IF EVER a technology were ripe for disruption, it is the microscope. Benchtop microscopes have remained essentially unchanged since the 19th century—their shape a cartoonist’s cliché of science akin to alchemical glassware and Bunsen burners. And that lack of change has costs. Microscopes are expensive (several hundred dollars for a reasonable one) and need to be serviced and maintained. Unfortunately, one important use of them is in poor-world laboratories and clinics, for identifying pathogens, and such places often have small budgets and lack suitably trained technicians. (via Cheap microscopes: Yours to cut out and keep | The Economist)
It may seem like the stuff from spy and superhero movies but scientists have created “thefirst room-temperature light detector that can sense the full infrared spectrum” which, according to researchers at the University of Michigan,can be made so thin that it can be easily stacked on night vision contact lenses.
"Here’s how the rings work, in a nutshell.

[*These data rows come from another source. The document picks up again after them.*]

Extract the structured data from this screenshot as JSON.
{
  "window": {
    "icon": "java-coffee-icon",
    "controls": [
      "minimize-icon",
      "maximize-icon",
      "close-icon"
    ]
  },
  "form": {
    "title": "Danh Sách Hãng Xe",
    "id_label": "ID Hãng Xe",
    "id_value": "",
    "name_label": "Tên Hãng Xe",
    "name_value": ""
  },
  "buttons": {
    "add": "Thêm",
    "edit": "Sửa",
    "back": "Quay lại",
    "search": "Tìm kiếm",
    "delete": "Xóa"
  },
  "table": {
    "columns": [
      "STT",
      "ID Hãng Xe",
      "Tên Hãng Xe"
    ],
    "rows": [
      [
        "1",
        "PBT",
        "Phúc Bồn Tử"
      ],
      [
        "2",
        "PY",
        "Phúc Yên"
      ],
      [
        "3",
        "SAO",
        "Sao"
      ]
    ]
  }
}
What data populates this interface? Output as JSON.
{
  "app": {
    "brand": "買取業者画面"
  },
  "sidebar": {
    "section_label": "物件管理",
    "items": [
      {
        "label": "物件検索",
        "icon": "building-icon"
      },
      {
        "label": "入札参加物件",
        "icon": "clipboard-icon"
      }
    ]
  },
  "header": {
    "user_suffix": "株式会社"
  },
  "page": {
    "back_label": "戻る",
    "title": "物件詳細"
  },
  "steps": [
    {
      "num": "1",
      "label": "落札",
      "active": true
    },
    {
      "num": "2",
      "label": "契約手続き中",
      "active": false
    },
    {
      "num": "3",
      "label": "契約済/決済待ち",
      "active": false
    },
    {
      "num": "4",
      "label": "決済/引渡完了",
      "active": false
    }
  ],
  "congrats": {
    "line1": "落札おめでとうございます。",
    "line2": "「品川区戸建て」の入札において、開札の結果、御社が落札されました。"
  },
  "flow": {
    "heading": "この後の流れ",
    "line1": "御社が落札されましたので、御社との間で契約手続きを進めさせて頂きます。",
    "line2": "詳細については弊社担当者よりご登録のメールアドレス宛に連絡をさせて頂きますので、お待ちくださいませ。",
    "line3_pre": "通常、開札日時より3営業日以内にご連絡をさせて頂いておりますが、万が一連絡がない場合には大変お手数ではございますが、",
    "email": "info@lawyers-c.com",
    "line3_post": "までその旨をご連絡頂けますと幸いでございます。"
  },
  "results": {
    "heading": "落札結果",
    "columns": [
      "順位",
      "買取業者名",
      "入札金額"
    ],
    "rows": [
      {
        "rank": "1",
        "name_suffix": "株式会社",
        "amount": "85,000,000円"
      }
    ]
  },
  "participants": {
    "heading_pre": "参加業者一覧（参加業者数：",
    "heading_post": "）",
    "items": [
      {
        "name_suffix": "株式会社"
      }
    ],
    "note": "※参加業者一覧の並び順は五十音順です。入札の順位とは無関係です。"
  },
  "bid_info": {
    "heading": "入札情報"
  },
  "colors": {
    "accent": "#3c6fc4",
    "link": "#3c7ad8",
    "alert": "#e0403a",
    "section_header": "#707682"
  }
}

There are three detatchable rings that are worn on the the thumb and first two fingers of each hand, as well as a bracelet. As the user signs out whatever they want to say, the translation is then spoken through a digitized voice that comes from the bracelet. I’m not sure if it works real time or not, but that’s still some pretty amazing stuff. And that’s not all…
"The gesture-to-speak aspect works fine when the hearing-impaired person wants to talk to someone else, but what about vice versa? The bracelet carries the double duty of turning sound into text that runs across an LED display. It seems like the only thing these guys have left to do is actually make people hear again…"
But add to that the moments when sufferers try to enjoy a meal with friends or family. The frustration attendant with being unable to keep food on the fork or spoon becomes another consequence of the disorder.
Now a San Francisco startup called Lift Labs is selling a piece of assistive technology that counters hand tremors and lets users have a meal without embarrassment or annoyance. The device, called Liftware, mounts utensils on an active stabilizing platform that diminishes uncontrollable jerking movements.
This month, Lift Labs is matching donations to its Indiegogo crowdfunding campaign to send Liftware to people in economic hardship. The company will send the devices to the International Essential Tremor Foundation for distribution to those in need. Click through to see the campaign video.
While selfies have become a major trend in the past year — even leading one Japanese company to developselfie camera stands for tourists — they’re actually a practical way capture a meaningful moment when there’s no-one else around to do it. With this in mind, SOLOSHOT is a robotic camera tripod that automatically tracks the subject as they move, enabling athletes and performers to create dynamic video selfies. READ MORE…
Like other service dogs for people with disabilities, Duffy actually already knew how to load and unload a washing machine. But dogs couldn’t start machines until a UK engineer created a voice-activated washer. Bark, and it’s on.
Celebrations are a time for indulging in certain luxuries, but they can lead to a fair amount of waste. We’ve already written about Throw & Grow biodegradable confetti — which turns into flowers after it’s been thrown at weddings — and now Christmas wrapping paper is getting the eco treatment, with Eden’s Paper enabling consumers to plant it and grow vegetables after they’ve finished swapping gifts. READ MORE…